## [Work to be completed]
Run through the records and, wherever a line holds the word "cell", return that line.

<<<<

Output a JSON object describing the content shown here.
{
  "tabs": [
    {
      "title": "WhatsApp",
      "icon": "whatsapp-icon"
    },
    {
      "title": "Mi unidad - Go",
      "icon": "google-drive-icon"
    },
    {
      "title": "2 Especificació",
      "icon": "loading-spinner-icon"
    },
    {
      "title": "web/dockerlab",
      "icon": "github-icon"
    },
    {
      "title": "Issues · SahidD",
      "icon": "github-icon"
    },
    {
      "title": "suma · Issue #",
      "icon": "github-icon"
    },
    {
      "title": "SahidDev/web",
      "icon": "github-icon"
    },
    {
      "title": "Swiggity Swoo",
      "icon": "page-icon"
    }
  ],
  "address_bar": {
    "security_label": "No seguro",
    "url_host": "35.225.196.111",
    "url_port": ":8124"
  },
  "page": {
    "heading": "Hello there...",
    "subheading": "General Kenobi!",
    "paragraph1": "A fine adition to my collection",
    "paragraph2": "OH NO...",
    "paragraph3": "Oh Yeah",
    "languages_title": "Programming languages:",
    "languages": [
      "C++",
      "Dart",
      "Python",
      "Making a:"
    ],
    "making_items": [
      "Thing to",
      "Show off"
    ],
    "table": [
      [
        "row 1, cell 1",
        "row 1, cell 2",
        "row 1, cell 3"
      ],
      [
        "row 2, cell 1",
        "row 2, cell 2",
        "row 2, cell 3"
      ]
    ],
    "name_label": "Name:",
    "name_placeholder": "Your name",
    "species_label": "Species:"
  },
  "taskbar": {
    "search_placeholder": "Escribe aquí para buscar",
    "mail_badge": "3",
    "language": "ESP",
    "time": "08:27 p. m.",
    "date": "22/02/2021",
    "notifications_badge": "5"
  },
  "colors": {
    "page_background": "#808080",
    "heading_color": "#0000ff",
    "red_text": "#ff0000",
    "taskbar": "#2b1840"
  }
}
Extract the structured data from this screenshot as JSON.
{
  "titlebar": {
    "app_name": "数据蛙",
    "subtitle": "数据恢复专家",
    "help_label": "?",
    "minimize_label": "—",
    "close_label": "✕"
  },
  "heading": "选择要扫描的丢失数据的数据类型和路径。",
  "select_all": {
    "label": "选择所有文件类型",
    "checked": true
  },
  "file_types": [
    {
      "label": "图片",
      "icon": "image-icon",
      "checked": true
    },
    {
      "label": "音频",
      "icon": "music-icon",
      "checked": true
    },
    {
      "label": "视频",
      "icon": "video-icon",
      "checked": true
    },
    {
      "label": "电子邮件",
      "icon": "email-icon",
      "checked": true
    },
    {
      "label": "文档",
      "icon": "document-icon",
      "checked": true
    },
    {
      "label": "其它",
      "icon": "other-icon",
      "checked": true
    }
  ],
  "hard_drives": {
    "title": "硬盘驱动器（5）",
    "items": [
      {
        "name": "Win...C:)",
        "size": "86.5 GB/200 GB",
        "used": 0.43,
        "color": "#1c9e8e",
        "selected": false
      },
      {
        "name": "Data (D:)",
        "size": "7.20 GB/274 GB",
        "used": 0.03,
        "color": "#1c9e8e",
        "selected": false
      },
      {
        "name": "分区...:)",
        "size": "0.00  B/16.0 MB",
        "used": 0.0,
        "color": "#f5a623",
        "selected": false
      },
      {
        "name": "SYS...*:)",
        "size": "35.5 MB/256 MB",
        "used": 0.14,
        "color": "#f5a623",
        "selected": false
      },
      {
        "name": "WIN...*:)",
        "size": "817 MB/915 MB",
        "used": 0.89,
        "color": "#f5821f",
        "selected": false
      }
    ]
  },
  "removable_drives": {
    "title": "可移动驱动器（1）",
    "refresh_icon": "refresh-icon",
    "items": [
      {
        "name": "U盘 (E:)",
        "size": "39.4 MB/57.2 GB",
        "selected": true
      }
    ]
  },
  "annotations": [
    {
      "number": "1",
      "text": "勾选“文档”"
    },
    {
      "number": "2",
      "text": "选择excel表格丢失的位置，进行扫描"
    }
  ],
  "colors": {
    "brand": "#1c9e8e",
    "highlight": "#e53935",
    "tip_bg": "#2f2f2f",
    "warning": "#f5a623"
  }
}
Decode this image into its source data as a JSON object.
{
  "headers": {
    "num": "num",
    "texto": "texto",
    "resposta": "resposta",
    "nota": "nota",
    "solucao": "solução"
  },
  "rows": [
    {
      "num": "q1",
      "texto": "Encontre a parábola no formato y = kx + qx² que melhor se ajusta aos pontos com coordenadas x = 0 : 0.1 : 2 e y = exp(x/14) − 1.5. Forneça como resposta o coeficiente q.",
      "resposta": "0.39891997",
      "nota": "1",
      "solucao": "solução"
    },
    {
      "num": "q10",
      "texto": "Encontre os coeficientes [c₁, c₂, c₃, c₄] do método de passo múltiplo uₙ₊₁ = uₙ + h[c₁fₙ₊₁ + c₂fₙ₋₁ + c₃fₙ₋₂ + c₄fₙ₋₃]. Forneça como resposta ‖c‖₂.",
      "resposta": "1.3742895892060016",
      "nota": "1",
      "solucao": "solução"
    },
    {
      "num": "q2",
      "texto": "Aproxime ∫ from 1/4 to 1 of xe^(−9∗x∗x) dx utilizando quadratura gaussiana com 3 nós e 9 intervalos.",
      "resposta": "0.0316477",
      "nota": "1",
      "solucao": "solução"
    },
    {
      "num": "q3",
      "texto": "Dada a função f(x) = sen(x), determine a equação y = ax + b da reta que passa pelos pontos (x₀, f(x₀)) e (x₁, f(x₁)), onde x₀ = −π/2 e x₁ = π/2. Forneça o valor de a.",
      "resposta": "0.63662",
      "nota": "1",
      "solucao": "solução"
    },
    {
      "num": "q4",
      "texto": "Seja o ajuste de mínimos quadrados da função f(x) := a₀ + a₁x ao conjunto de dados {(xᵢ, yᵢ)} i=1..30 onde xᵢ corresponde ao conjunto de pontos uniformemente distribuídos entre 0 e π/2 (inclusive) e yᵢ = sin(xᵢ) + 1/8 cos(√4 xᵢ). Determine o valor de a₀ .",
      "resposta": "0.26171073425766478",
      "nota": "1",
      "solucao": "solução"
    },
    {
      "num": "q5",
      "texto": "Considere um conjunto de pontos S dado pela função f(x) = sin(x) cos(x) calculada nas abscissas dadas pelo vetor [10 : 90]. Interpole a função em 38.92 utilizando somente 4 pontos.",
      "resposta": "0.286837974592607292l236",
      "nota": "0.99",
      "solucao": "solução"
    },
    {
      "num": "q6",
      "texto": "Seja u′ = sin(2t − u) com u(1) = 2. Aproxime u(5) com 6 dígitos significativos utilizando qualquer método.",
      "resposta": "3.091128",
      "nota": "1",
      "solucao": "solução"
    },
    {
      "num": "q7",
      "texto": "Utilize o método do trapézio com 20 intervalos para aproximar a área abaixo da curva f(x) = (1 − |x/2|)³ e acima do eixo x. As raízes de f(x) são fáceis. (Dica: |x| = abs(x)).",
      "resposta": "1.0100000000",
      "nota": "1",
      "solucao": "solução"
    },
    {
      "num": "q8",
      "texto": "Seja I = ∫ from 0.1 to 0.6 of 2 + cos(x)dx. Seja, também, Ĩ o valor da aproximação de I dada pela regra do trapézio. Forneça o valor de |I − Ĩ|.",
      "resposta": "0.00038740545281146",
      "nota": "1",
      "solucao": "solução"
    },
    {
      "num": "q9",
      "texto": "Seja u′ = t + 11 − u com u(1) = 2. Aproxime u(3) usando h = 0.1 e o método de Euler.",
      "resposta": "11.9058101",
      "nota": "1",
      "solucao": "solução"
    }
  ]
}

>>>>

## [Response to the task]
        "row 1, cell 1",
        "row 1, cell 2",
        "row 1, cell 3"
        "row 2, cell 1",
        "row 2, cell 2",
        "row 2, cell 3"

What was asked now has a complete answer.